But I digress, back to fixing things. Because of politics and inertia it can be tough to fix the big things. During the two-way switch we constantly heard the phrase “if it ain’t broke don’t fix it”, (never mind the fact that it was broken). People just don’t like change. So when things are changing anyway, it pays to take advantage as the opportunity presents itself. It just so happens that the expansion of US-27 is upon us. The last set of drawings I saw are a traffic engineer’s wet dream – massive retaining walls, frontage roads, and a sweet-ass roundabout thrown in for good measure. It’s as if they thought the initial work of scalping Cameron Hill and isolating the Westside wasn’t complete, and now they’re back to finish the job.

The Westside of Chattanooga once had a well-
connected street grid. The neighborhood, along
with Cameron Hill contained hundreds of
single family homes and dozens of
acres of mature tree canopy.

Animation- What we got in return for US-27:
1 church, 1 shopping center (viable for 30 years),
1 apartment complex, 6 housing towers, 2 car
dealerships, a disconnected street network,
loss of acres vegetation, and a city cloven in half.

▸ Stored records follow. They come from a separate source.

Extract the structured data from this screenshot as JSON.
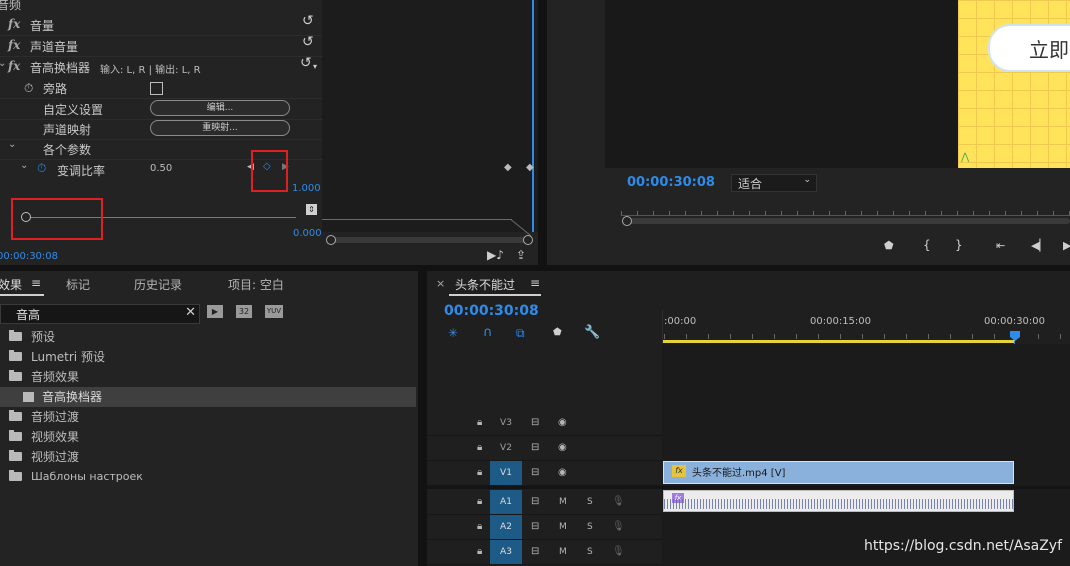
{
  "effect_controls": {
    "audio_header": "音频",
    "rows": [
      {
        "fx": "fx",
        "label": "音量"
      },
      {
        "fx": "fx",
        "label": "声道音量"
      },
      {
        "fx": "fx",
        "label": "音高换档器",
        "io": "输入: L, R | 输出: L, R"
      }
    ],
    "bypass_label": "旁路",
    "custom_setup_label": "自定义设置",
    "custom_setup_button": "编辑...",
    "channel_map_label": "声道映射",
    "channel_map_button": "重映射...",
    "params_label": "各个参数",
    "pitch_ratio_label": "变调比率",
    "pitch_ratio_value": "0.50",
    "graph_max": "1.000",
    "graph_min": "0.000",
    "timecode": "00:00:30:08"
  },
  "program_monitor": {
    "timecode": "00:00:30:08",
    "fit_label": "适合",
    "preview_text": "立即"
  },
  "effects_panel": {
    "tabs": [
      "效果",
      "标记",
      "历史记录",
      "项目: 空白"
    ],
    "search_value": "音高",
    "badge_32": "32",
    "badge_yuv": "YUV",
    "tree": [
      {
        "label": "预设",
        "kind": "star-folder"
      },
      {
        "label": "Lumetri 预设",
        "kind": "star-folder"
      },
      {
        "label": "音频效果",
        "kind": "folder-open"
      },
      {
        "label": "音高换档器",
        "kind": "effect",
        "selected": true
      },
      {
        "label": "音频过渡",
        "kind": "folder"
      },
      {
        "label": "视频效果",
        "kind": "folder"
      },
      {
        "label": "视频过渡",
        "kind": "folder"
      },
      {
        "label": "Шаблоны настроек",
        "kind": "star-folder"
      }
    ]
  },
  "timeline": {
    "close": "×",
    "sequence_name": "头条不能过",
    "timecode": "00:00:30:08",
    "ruler": [
      ":00:00",
      "00:00:15:00",
      "00:00:30:00"
    ],
    "video_tracks": [
      "V3",
      "V2",
      "V1"
    ],
    "audio_tracks": [
      "A1",
      "A2",
      "A3"
    ],
    "mute_label": "M",
    "solo_label": "S",
    "clip_name": "头条不能过.mp4 [V]",
    "fx_badge": "fx"
  },
  "watermark": "https://blog.csdn.net/AsaZyf",
  "colors": {
    "accent": "#2d8ceb",
    "clip_video": "#8ab0dc",
    "highlight": "#e02020"
  }
}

The project has come and gone in fits and spurts. Some years ago when the project first came ‘round, an alternative study was done to investigate how we can fix what we broke back in the 50s. That study recommended an at-grade boulevard that would reconnect the street network thereby reconnecting the two cloven halves of the city.  The by-product of that would be acres of land freed for new economic development and city building. As you might expect, many a traffic engineer suffered brainsplurge at the very thought. Of course, they have their reasons for disliking the concept: truck traffic would have nowhere to go, 18-wheelers careening at breakneck speeds would overrun our downtown, gridlocked traffic, pollution, and neighborhood degradation would surely ensue (sound familiar? I’m sure they mean it this time).
Unfortunately, for those of us who think this is a prime opportunity to fix one the problems with our downtown, I do not know if we will be able to win the day. TDOT has held their stealth public meetings, right-of-way acquisition is afoot, and from everything I’ve heard they really like their design and are more concerned with gittin’ ‘er dun than fixing things.
I find the whole thing depressing. If we’re going to make a massive intervention and spend millions on top of millions to do it, why wouldn’t we want something more to show for it in the end? Instead of spending that money to accomplish one, single-minded goal, why can’t we develop a solution that accomplishes many goals? This is a once in a generation opportunity to rectify poor decisions of the past, addresses concerns of the present, and provide opportunities for the future. I guess the question is whether or not our community sees this for the rare opportunity that it is.
* There are places in our country where the vision of traffic engineers has been fully realized. In these places hierarchical (as opposed to networked) streets are laid out with mandated parking requirements, then segregated uses fight for the leftover land. As you may have guessed, we call these places sub-urbs. Oddly enough, even though the places are driven by traffic engineer's requirements, they also tend to be the places where traffic is most jacked up and congested- go figure.